who was Mr. Knot on PBS. He lives and works in Port townsend. Rig Tuning for the Wooden Boat: Marina Room, saturday noon-1 pm
leif Terdal – Commercial fisherman and author, Leif knows the beauty of the less-traveled wilderness: the wildlife, native villages and rich salmon waters of the inland Passage to alaska. His practical approach, attention to safety issues and extensive personal experiences in alaska are pertinent to any boater thinking of alaska. Small Boat Cruising in Alaska: sail Loft, sunday 10-11 am
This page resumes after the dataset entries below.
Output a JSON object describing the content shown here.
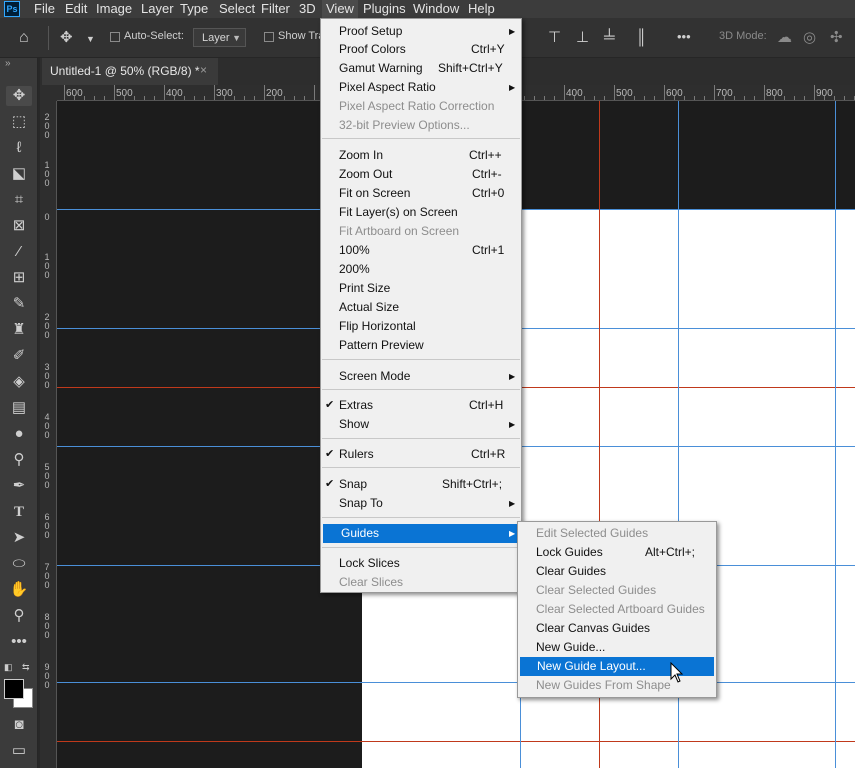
{
  "app": {
    "logo_text": "Ps"
  },
  "menubar": {
    "items": [
      "File",
      "Edit",
      "Image",
      "Layer",
      "Type",
      "Select",
      "Filter",
      "3D",
      "View",
      "Plugins",
      "Window",
      "Help"
    ],
    "active": "View"
  },
  "options_bar": {
    "auto_select_label": "Auto-Select:",
    "layer_select_value": "Layer",
    "show_transform_label": "Show Tra",
    "more_label": "•••",
    "mode_label": "3D Mode:"
  },
  "document_tab": {
    "title": "Untitled-1 @ 50% (RGB/8) *",
    "close": "×"
  },
  "ruler_top_labels": [
    "600",
    "500",
    "400",
    "300",
    "200",
    "",
    "",
    "",
    "",
    "",
    "400",
    "500",
    "600",
    "700",
    "800",
    "900"
  ],
  "ruler_left_labels": [
    "2 0 0",
    "1 0 0",
    "0",
    "1 0 0",
    "2 0 0",
    "3 0 0",
    "4 0 0",
    "5 0 0",
    "6 0 0",
    "7 0 0",
    "8 0 0",
    "9 0 0"
  ],
  "view_menu": {
    "items": [
      {
        "label": "Proof Setup",
        "submenu": true
      },
      {
        "label": "Proof Colors",
        "shortcut": "Ctrl+Y"
      },
      {
        "label": "Gamut Warning",
        "shortcut": "Shift+Ctrl+Y"
      },
      {
        "label": "Pixel Aspect Ratio",
        "submenu": true
      },
      {
        "label": "Pixel Aspect Ratio Correction",
        "disabled": true
      },
      {
        "label": "32-bit Preview Options...",
        "disabled": true
      },
      {
        "label": "Zoom In",
        "shortcut": "Ctrl++"
      },
      {
        "label": "Zoom Out",
        "shortcut": "Ctrl+-"
      },
      {
        "label": "Fit on Screen",
        "shortcut": "Ctrl+0"
      },
      {
        "label": "Fit Layer(s) on Screen"
      },
      {
        "label": "Fit Artboard on Screen",
        "disabled": true
      },
      {
        "label": "100%",
        "shortcut": "Ctrl+1"
      },
      {
        "label": "200%"
      },
      {
        "label": "Print Size"
      },
      {
        "label": "Actual Size"
      },
      {
        "label": "Flip Horizontal"
      },
      {
        "label": "Pattern Preview"
      },
      {
        "label": "Screen Mode",
        "submenu": true
      },
      {
        "label": "Extras",
        "shortcut": "Ctrl+H",
        "checked": true
      },
      {
        "label": "Show",
        "submenu": true
      },
      {
        "label": "Rulers",
        "shortcut": "Ctrl+R",
        "checked": true
      },
      {
        "label": "Snap",
        "shortcut": "Shift+Ctrl+;",
        "checked": true
      },
      {
        "label": "Snap To",
        "submenu": true
      },
      {
        "label": "Guides",
        "submenu": true,
        "highlighted": true
      },
      {
        "label": "Lock Slices"
      },
      {
        "label": "Clear Slices",
        "disabled": true
      }
    ]
  },
  "guides_submenu": {
    "items": [
      {
        "label": "Edit Selected Guides",
        "disabled": true
      },
      {
        "label": "Lock Guides",
        "shortcut": "Alt+Ctrl+;"
      },
      {
        "label": "Clear Guides"
      },
      {
        "label": "Clear Selected Guides",
        "disabled": true
      },
      {
        "label": "Clear Selected Artboard Guides",
        "disabled": true
      },
      {
        "label": "Clear Canvas Guides"
      },
      {
        "label": "New Guide..."
      },
      {
        "label": "New Guide Layout...",
        "highlighted": true
      },
      {
        "label": "New Guides From Shape",
        "disabled": true
      }
    ]
  },
  "colors": {
    "accent": "#0a74d4",
    "guide_blue": "#4a8fd8",
    "guide_red": "#c0391b"
  },
  "tools": [
    "move-icon",
    "marquee-icon",
    "lasso-icon",
    "object-select-icon",
    "crop-icon",
    "frame-icon",
    "eyedropper-icon",
    "healing-icon",
    "brush-icon",
    "stamp-icon",
    "history-brush-icon",
    "eraser-icon",
    "gradient-icon",
    "blur-icon",
    "dodge-icon",
    "pen-icon",
    "type-icon",
    "path-select-icon",
    "shape-icon",
    "hand-icon",
    "zoom-icon",
    "more-tools-icon"
  ]
}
Lisa Vizzini – owner of Pt Rigging with her husband, Lisa is a certified sailing instructor and retiring board member of the northwest Maritime Center. she has years of sailmaking, rigging, sailing and commercial salmon-fishing experience and gives a “hands-on” demonstration on rigging a sailboat. Rigging Tips & Techniques: Boatyard stage, saturday 1-2 pm
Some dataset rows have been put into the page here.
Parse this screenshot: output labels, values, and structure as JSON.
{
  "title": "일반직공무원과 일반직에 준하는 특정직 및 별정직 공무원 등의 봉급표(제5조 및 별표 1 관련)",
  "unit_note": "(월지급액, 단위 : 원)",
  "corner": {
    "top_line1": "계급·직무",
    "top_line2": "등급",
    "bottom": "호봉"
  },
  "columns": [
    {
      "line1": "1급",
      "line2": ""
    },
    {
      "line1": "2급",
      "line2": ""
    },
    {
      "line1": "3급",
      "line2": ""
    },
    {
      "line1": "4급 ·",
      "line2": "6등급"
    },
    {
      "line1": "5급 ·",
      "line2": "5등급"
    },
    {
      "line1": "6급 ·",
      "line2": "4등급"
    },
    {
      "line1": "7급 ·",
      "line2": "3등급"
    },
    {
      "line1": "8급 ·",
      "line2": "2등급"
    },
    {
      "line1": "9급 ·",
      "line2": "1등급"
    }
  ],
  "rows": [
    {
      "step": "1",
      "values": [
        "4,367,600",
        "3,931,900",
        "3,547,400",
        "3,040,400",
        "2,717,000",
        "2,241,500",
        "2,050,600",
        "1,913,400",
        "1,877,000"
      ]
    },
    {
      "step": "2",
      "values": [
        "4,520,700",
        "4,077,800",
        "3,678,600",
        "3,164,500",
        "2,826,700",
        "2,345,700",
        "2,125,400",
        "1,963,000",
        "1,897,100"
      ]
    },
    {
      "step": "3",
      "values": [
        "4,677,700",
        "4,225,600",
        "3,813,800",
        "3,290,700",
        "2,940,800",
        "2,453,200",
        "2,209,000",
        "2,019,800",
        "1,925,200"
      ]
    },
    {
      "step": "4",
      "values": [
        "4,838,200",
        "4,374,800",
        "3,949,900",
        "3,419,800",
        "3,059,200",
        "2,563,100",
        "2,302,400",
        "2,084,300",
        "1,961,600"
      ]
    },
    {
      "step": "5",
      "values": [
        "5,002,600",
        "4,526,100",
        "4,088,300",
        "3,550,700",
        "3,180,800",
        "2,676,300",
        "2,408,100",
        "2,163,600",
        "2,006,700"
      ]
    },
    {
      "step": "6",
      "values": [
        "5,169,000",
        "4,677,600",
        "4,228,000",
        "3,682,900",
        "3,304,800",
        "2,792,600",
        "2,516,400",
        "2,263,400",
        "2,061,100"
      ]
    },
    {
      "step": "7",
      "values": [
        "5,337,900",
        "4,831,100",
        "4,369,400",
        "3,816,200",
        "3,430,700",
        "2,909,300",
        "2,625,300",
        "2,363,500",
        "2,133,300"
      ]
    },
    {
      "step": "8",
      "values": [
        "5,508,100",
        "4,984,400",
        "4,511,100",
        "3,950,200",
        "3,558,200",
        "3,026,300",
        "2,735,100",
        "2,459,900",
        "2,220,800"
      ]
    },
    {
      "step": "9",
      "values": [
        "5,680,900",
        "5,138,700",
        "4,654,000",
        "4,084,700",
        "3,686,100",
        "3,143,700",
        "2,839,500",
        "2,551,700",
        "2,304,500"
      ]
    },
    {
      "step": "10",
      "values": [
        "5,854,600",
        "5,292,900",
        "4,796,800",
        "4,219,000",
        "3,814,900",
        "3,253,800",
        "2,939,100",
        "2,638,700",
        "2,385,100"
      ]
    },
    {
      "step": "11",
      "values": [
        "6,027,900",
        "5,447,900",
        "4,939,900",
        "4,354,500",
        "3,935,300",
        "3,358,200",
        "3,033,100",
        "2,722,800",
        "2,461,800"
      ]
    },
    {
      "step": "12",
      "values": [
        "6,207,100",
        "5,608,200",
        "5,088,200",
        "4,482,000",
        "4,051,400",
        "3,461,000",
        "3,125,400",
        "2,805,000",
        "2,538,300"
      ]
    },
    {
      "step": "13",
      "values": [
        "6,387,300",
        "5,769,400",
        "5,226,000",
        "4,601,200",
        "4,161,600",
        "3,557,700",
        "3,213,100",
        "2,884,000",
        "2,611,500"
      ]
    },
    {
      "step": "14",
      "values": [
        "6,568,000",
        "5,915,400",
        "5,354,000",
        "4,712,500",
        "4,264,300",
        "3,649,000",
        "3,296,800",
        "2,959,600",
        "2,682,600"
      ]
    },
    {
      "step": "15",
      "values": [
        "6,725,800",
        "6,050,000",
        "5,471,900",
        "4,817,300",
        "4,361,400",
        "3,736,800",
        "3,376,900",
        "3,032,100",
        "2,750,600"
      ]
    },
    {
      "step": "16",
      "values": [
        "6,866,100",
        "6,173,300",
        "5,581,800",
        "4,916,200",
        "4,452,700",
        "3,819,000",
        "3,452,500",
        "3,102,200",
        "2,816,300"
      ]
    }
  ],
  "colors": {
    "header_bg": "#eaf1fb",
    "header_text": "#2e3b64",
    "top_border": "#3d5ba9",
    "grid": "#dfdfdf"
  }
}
Bruce Tipton – Longtime boatbuilder and woodworker, Bruce discusses types and styles of wooden spars, from peeled trees to the octagonal birdsmouth hollow. He talks about mast materials, selection and design considerations, what works, what fails and why. Spar Making: Woodworking stage, saturday 12:30-1:30 pm Jim Tolpin & Tim lawson – two of the Pt school of Woodworking cofounders describe how to sharpen woodworking tools. Jim is a cabinetmaker, timber-frame housewright, author, woodworking authority and advocate of rowing for pleasure who recently taught at the WoodenBoat school in Maine. tim is a woodworker and instructor who creates sculpturally fine furniture. Sharpening Woodworking Tools: Woodworking stage, saturday 5-6 pm Sharpening Woodworking Tools: Woodworking stage, sunday noon-1 pm Brion Toss – Brion is an internationally known master rigger with over 30 years of experience and has rigged everything – small daysailers, racing yachts and large square-riggers. He is the author of the maritime classic The Complete Rigger’s Apprentice and other books
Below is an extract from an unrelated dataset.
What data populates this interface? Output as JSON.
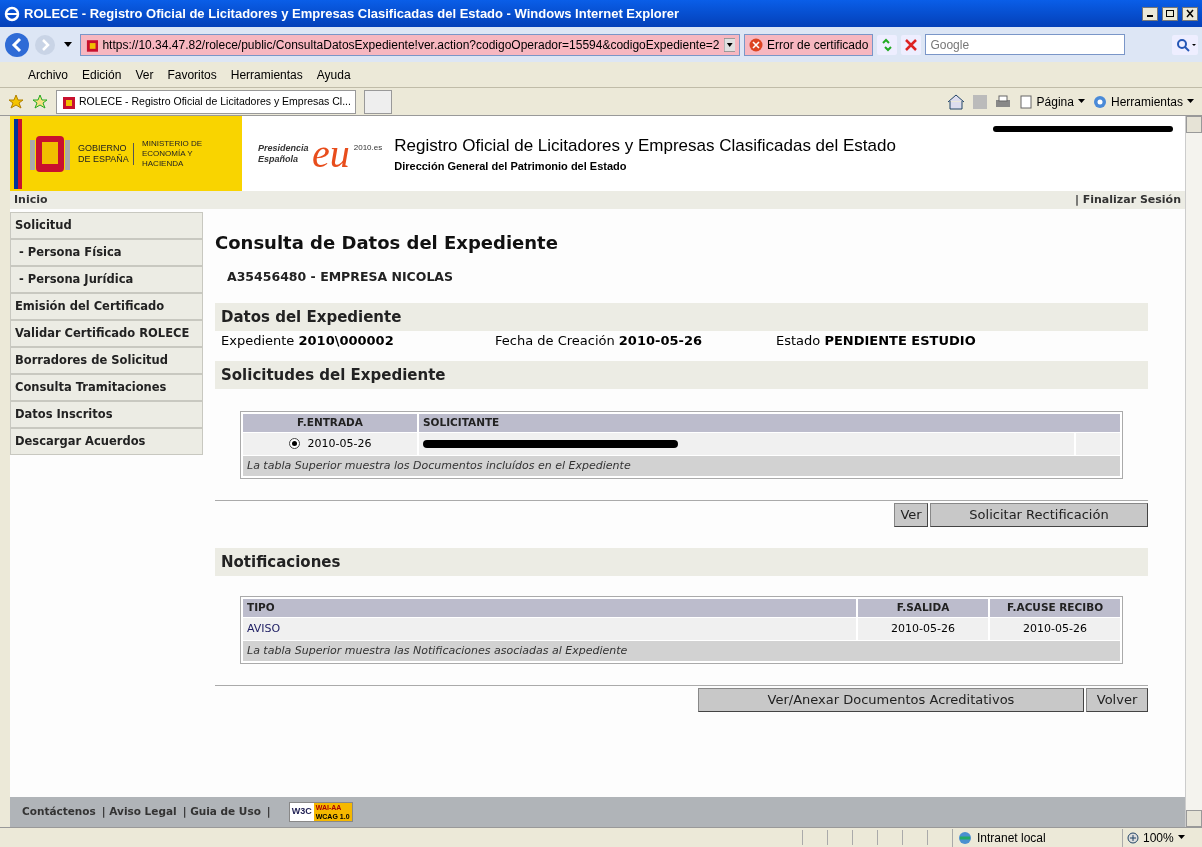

alex Walsh – President of the firm ePaint, alex is a proponent of using environmentally friendly products. His expertise with nontoxic bottom paints is especially pertinent to today’s boaters. Eco-friendly Bottom Paints: Boatyard stage, saturday 11 amnoon lynn Watson – Lynn has sailed Katie Mae, a 21’ canoe yawl, throughout Puget sound and in Canadian waters, and is a regular at the sucia Rendezvous. His practical experience and knowledge of small-boat situations are shared. Small Boat Cruising Seminar: Boatyard stage, saturday 2-3:30 pm Clothesline Anchoring: Boatyard stage, saturday 3:30-4 pm Peter Wilcox – Portland sea kayaker, sailor and boatbuilder, Peter practices the use of sustainable fuels in the marine environment. He is the founder of SCOW (Skippers for Clean oregon and Washington waters). Peter fitted out his new wooden sailing trawler, Ama Natura, with wind, solar and biodiesel power and a composting toilet. Marine Biodiesel & Reduced Petroleum Use: Boatyard stage, Friday 2:30-3:30 pm
Port townsend & Jefferson County Leader
The premiere wooden boat gathering in North America, Port Townsend's Wooden Boat Festival is also the most educational and beautifully locat...